Northwest of Tanzania is Mwanza, located on the shores of Lake Victoria. In Mwanza, you’ll find it’s icon: the Bismarck Rock. This granite rock sits upon other large rocks that rise almost 10 metres above the surface of Lake Victoria. It gets its name from the German Chancellor, Otto von Bismarck (1815-1898). Mwanza is known as ‘Rock City’ because of the rocky hills that surround the city.

Rubondo Island National Park is about 150 kilometres west of Mwanza and teems with wild- and birdlife (over 300 bird species). There are hippos, crocodiles, otters, giraffe, elephant, chimpanzees and the semi-aquatic sitatunga antelope. Two kilometres from the city is Saanane Island National Park, a small, rocky island where you can experience Lake Victoria’s wildlife. Multi-coloured agama lizards, rock hyraxes, grey kestrels and yellow-throated leafloves live on Saanane among other creatures.

The Bismarck Rock is the one that appears to be balancing atop the other rock. The rock is granite rock. Photo by Jonathan Stonehouse

Mwanza also has culture-lovers covered with the Sukuma Museum which preserves the history and artefacts of the Sukuma people, Tanzania’s largest ethnic group. Mwaloni Market, just three kilometres from Mwanza is a fresh fish, fruit and vegetable market that often grabs the attention of tourists.

 

7. Cordoba, Argentina

The highest point of the Sierras de Cordoba is Cerro Champaqui which is 2770 metres high. Photo by The Bubble (website)

The city of Cordoba in Cordoba Province used to be the capital of Argentina until 1776 and is called the ‘Heartland of Argentina’. There is a thriving student population because of the presence of seven major universities. The past mingles with the present in Cordoba and its been described as having a different personality to Buenos Aires.

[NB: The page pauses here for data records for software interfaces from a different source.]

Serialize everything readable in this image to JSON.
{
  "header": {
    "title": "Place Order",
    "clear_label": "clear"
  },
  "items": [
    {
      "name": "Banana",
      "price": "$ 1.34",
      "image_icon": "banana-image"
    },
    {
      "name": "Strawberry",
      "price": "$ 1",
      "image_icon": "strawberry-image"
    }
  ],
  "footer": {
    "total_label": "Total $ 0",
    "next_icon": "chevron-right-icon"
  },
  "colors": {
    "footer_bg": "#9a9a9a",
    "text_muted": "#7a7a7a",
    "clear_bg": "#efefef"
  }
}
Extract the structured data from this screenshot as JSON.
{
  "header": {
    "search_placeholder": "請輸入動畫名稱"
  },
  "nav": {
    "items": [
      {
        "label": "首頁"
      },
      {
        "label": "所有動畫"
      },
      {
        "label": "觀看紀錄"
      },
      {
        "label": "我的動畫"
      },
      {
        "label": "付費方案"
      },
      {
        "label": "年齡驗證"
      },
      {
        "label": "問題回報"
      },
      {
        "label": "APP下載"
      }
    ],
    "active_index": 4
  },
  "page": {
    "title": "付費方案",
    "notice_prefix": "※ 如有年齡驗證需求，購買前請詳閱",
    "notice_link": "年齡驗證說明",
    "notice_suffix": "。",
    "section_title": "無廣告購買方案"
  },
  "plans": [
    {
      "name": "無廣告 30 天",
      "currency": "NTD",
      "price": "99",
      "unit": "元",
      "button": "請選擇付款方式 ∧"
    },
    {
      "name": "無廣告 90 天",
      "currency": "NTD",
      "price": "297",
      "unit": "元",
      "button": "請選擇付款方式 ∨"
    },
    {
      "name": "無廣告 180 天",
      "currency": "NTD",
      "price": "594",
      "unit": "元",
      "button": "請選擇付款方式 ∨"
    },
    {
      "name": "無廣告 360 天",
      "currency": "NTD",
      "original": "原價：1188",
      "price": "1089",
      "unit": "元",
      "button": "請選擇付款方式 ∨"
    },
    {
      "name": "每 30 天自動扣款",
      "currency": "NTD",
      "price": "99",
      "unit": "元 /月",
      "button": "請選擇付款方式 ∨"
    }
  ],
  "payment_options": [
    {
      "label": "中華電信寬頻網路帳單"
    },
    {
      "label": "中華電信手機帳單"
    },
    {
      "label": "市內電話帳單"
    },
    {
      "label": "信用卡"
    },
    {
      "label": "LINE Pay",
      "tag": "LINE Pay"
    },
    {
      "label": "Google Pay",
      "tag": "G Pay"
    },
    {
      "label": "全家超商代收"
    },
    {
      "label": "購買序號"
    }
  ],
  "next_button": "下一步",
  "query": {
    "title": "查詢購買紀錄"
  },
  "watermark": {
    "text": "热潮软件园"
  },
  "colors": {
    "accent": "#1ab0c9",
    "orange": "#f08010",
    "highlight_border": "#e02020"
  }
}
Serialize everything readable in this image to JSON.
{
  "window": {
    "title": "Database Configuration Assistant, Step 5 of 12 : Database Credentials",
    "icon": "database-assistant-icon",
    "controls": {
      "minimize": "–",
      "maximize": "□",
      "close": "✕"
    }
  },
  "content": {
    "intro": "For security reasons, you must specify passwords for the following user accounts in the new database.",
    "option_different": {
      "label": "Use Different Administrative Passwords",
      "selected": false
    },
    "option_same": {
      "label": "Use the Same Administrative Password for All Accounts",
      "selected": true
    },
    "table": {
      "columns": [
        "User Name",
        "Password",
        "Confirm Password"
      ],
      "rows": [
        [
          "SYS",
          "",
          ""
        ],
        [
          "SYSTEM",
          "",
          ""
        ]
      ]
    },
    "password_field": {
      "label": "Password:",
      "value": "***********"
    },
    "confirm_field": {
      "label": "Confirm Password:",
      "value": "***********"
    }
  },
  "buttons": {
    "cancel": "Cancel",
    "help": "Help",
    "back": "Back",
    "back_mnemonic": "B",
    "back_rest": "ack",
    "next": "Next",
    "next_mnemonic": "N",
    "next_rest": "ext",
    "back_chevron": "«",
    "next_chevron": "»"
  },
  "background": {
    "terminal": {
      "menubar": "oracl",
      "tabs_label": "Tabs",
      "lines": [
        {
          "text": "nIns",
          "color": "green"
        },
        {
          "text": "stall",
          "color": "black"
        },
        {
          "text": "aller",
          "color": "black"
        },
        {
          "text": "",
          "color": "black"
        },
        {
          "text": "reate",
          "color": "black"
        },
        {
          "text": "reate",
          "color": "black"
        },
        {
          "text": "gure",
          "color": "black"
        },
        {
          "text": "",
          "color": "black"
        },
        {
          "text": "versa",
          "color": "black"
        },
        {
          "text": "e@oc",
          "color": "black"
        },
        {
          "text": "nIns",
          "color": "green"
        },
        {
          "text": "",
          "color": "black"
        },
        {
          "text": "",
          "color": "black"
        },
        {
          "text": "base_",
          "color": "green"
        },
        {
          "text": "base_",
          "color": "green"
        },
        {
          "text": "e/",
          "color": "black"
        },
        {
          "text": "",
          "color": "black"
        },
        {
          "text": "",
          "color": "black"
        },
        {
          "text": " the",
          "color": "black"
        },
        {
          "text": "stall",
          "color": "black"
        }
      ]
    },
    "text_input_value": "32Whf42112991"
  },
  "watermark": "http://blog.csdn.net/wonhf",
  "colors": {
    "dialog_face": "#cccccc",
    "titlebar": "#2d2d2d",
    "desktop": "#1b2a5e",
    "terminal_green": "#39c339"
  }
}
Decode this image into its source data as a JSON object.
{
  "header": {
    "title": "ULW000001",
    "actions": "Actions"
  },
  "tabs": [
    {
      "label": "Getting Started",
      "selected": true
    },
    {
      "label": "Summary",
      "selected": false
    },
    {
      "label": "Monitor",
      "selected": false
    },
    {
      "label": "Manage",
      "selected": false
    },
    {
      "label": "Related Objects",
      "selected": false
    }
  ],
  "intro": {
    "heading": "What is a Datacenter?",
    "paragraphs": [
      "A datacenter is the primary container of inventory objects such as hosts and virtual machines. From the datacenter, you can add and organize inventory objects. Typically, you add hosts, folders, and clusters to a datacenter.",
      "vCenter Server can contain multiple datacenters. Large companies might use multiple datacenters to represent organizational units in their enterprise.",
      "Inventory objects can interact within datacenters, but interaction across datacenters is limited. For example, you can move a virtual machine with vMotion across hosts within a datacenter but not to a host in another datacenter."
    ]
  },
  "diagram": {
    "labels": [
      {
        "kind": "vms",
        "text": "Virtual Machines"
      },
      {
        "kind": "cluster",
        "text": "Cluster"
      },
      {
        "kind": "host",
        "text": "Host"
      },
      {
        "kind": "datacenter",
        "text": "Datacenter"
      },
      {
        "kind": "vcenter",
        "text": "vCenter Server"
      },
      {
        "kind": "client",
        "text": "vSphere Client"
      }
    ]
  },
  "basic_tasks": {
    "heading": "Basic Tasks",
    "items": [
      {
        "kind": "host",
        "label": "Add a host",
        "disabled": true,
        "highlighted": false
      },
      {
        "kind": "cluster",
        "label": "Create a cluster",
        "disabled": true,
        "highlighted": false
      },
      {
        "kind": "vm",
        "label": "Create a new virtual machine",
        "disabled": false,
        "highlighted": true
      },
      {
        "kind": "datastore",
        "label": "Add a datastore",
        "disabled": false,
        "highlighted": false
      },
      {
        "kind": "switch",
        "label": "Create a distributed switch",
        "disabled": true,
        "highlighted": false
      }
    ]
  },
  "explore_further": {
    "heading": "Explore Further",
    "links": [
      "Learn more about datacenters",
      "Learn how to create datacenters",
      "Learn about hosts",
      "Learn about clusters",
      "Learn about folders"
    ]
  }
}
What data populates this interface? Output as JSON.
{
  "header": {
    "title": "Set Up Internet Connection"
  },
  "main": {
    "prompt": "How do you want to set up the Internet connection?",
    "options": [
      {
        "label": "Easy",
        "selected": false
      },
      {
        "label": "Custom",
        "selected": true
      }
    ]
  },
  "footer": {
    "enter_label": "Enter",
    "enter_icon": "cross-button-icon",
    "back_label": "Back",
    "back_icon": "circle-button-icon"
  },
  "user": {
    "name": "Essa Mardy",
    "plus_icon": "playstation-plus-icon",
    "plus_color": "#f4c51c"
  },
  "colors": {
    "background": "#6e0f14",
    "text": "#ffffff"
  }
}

The Jesuit Block is a UNESCO World Heritage Site in the centre of Cordoba. Among these historical buildings is one of Argentina’s first university and the Cathedral of Cordoba. There are also schools and residences dating back to the seventeenth century and eighteenth century.

Construction of Iglesia Catedral started in 1883 and was completed in 1944. Photo by Miguel

Paseo del Buen Pastor or ‘The Good Shepherd’s Promenade’ used to be women’s prison, but is now a cultural and recreational complex where there are art exhibitions, galleries, cinemas, theatres and dancing water fountains.  Guemes is a Bohemian neighbourhood that has eighteenth and nineteenth-century houses that were turned into restaurants, bars, art galleries, antique shops and boutiques.

Cordoba is flanked by the Sierras de Cordoba mountain range, which is older than the Andes. There are rivers, lakes and valleys with charming villages and towns that tourists usually head to. It’s also a destination for adventurous activities like rock climbing, scrambling and hiking.